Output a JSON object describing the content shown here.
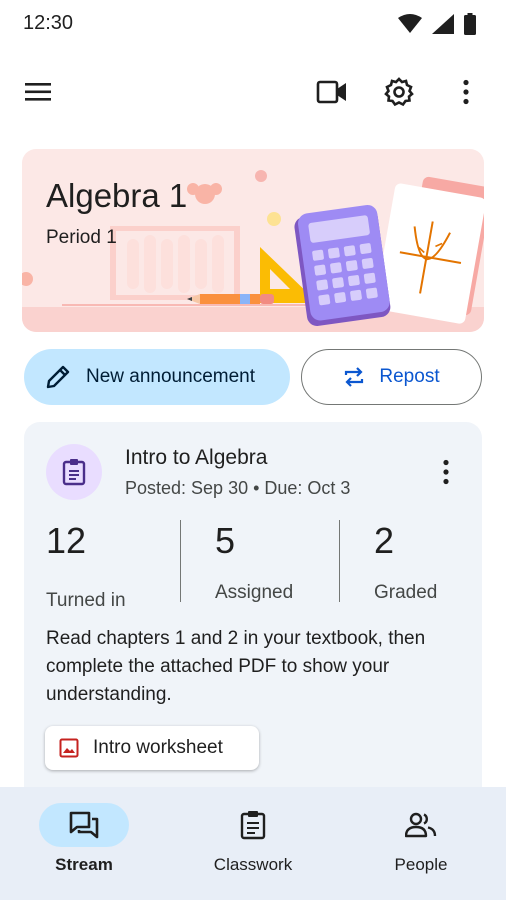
{
  "status_bar": {
    "time": "12:30"
  },
  "class": {
    "title": "Algebra 1",
    "section": "Period 1"
  },
  "actions": {
    "announce_label": "New announcement",
    "repost_label": "Repost"
  },
  "post": {
    "title": "Intro to Algebra",
    "meta": "Posted: Sep 30 • Due: Oct 3",
    "stats": [
      {
        "value": "12",
        "label": "Turned in"
      },
      {
        "value": "5",
        "label": "Assigned"
      },
      {
        "value": "2",
        "label": "Graded"
      }
    ],
    "description": "Read chapters 1 and 2 in your textbook, then complete the attached PDF to show your understanding.",
    "attachment": "Intro worksheet"
  },
  "nav": {
    "items": [
      {
        "label": "Stream",
        "icon": "stream-icon",
        "active": true
      },
      {
        "label": "Classwork",
        "icon": "classwork-icon",
        "active": false
      },
      {
        "label": "People",
        "icon": "people-icon",
        "active": false
      }
    ]
  },
  "colors": {
    "banner_bg": "#fce8e6",
    "announce_bg": "#c2e7ff",
    "accent": "#0b57d0",
    "card_bg": "#f0f4f9",
    "avatar_bg": "#e9ddff",
    "nav_bg": "#e8eef7"
  }
}
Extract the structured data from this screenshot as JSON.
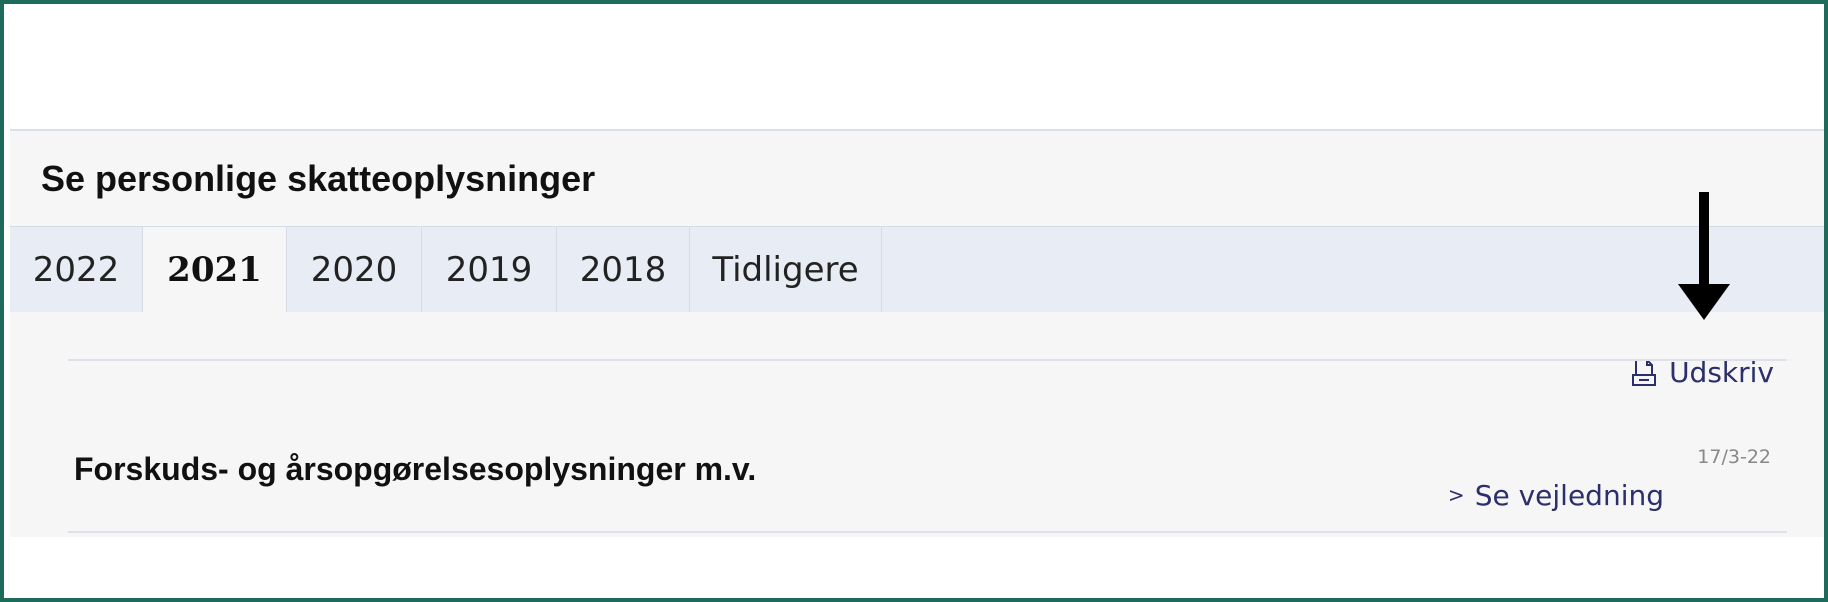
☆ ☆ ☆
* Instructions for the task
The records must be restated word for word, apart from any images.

* Problem solution
Output a JSON object describing the content shown here.
{
  "status_bar": {
    "time": "12:30"
  },
  "class": {
    "title": "Algebra 1",
    "section": "Period 1"
  },
  "actions": {
    "announce_label": "New announcement",
    "repost_label": "Repost"
  },
  "post": {
    "title": "Intro to Algebra",
    "meta": "Posted: Sep 30 • Due: Oct 3",
    "stats": [
      {
        "value": "12",
        "label": "Turned in"
      },
      {
        "value": "5",
        "label": "Assigned"
      },
      {
        "value": "2",
        "label": "Graded"
      }
    ],
    "description": "Read chapters 1 and 2 in your textbook, then complete the attached PDF to show your understanding.",
    "attachment": "Intro worksheet"
  },
  "nav": {
    "items": [
      {
        "label": "Stream",
        "icon": "stream-icon",
        "active": true
      },
      {
        "label": "Classwork",
        "icon": "classwork-icon",
        "active": false
      },
      {
        "label": "People",
        "icon": "people-icon",
        "active": false
      }
    ]
  },
  "colors": {
    "banner_bg": "#fce8e6",
    "announce_bg": "#c2e7ff",
    "accent": "#0b57d0",
    "card_bg": "#f0f4f9",
    "avatar_bg": "#e9ddff",
    "nav_bg": "#e8eef7"
  }
}
Extract the structured data from this screenshot as JSON.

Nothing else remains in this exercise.